In They Looked Up and Saw Jesus Only, Jon chronicles the contours of his personal journey, as reflected in his 40 years of editing BRR/ST from 1978–2018. Beginning with C.H. Dodd’s 1946 lecture in England, The Gospel and the Law of Christ, which signaled a turning-point in New Testament studies, Jon then presents highlights from his early writings, which have never been published or have been long out-of-print.
Triggered by his 1972 reflections on “Of God’s Covenant” in the 1742 Philadelphia Confession of Faith, Jon was brought to question the major systems of theology, and began to see that Jesus inaugurated a New Covenant with His blood. This led him to focus on the New imperative to “love one another” as He loved us on the Cross. The “one another” in this love-command led him to realize that there were 58 “one another’s” running like a thread through the New Testament. This, in turn, caused him to ask, “How do the sisters fit in as these one-another’s are worked out in the life of Christ’s body, the ekklesia?” He became convinced that systems of theology generally had marginalized Christ, that most church structures were dominated by “the pastor,” thus minimizing the 58 one-another’s, and that Christ’s work was seen in the New Testament as a “New Exodus,” fulfilling the shadow of the mighty Red Sea exodus. As Augustine Stock put it:

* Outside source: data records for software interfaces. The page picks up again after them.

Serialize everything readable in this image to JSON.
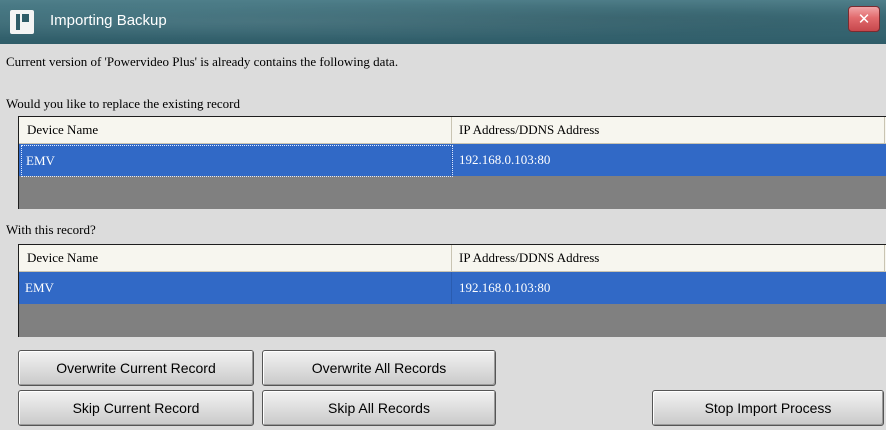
{
  "window": {
    "title": "Importing Backup",
    "close_symbol": "✕"
  },
  "messages": {
    "intro": "Current version of 'Powervideo Plus' is already contains the following data.",
    "replace_question": "Would you like to replace the existing record",
    "with_question": "With this record?"
  },
  "existing_table": {
    "columns": [
      "Device Name",
      "IP Address/DDNS Address"
    ],
    "rows": [
      {
        "device_name": "EMV",
        "address": "192.168.0.103:80"
      }
    ]
  },
  "new_table": {
    "columns": [
      "Device Name",
      "IP Address/DDNS Address"
    ],
    "rows": [
      {
        "device_name": "EMV",
        "address": "192.168.0.103:80"
      }
    ]
  },
  "buttons": {
    "overwrite_current": "Overwrite Current Record",
    "overwrite_all": "Overwrite All Records",
    "skip_current": "Skip Current Record",
    "skip_all": "Skip All Records",
    "stop_import": "Stop Import Process"
  },
  "colors": {
    "title_bar": "#3e6f7b",
    "selection": "#3169c6",
    "grid_empty": "#808080",
    "close_button": "#e26a6d"
  },
  "icons": {
    "app": "app-logo-icon",
    "close": "close-icon"
  }
}
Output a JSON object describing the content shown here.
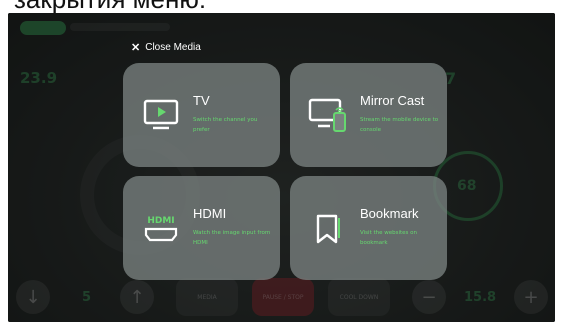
{
  "caption": {
    "text": "закрытия меню:"
  },
  "overlay": {
    "close_label": "Close Media",
    "tiles": [
      {
        "title": "TV",
        "description": "Switch the channel you prefer",
        "icon": "tv-icon"
      },
      {
        "title": "Mirror Cast",
        "description": "Stream the mobile device to console",
        "icon": "mirror-cast-icon"
      },
      {
        "title": "HDMI",
        "description": "Watch the image input from HDMI",
        "icon": "hdmi-icon"
      },
      {
        "title": "Bookmark",
        "description": "Visit the websites on bookmark",
        "icon": "bookmark-icon"
      }
    ]
  },
  "background": {
    "distance_value": "23.9",
    "incline_value": "5",
    "speed_value": "15.8",
    "gauge_value": "68",
    "side_value": "7",
    "bottom_labels": [
      "MEDIA",
      "PAUSE / STOP",
      "COOL DOWN"
    ]
  },
  "colors": {
    "accent_green": "#66d86f",
    "tile_bg": "#7a8280",
    "pause_red": "#a02832"
  }
}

“The coming of Jesus is the new definitive Exodus—this is the burden of the Gospels’ message…The Exodus tradition then seems to be one of the most fundamental in Scripture. All stages of redemptive history subsequent to the first event used the Exodus to explain its own meaning. If modern readers no longer feel completely at home with it, this is only because they have lost their Scriptural heritage to a large degree.” (Cited in a very important book, Echoes of Exodus: Tracing a Biblical Motif, InterVarsity Press, 2018, p. 208; for further, deeper reflection see T. Desmond Alexander, Exodus: Apollos Old Testament Commentary, 2, InterVarsity Press, 2017, 764 pp.)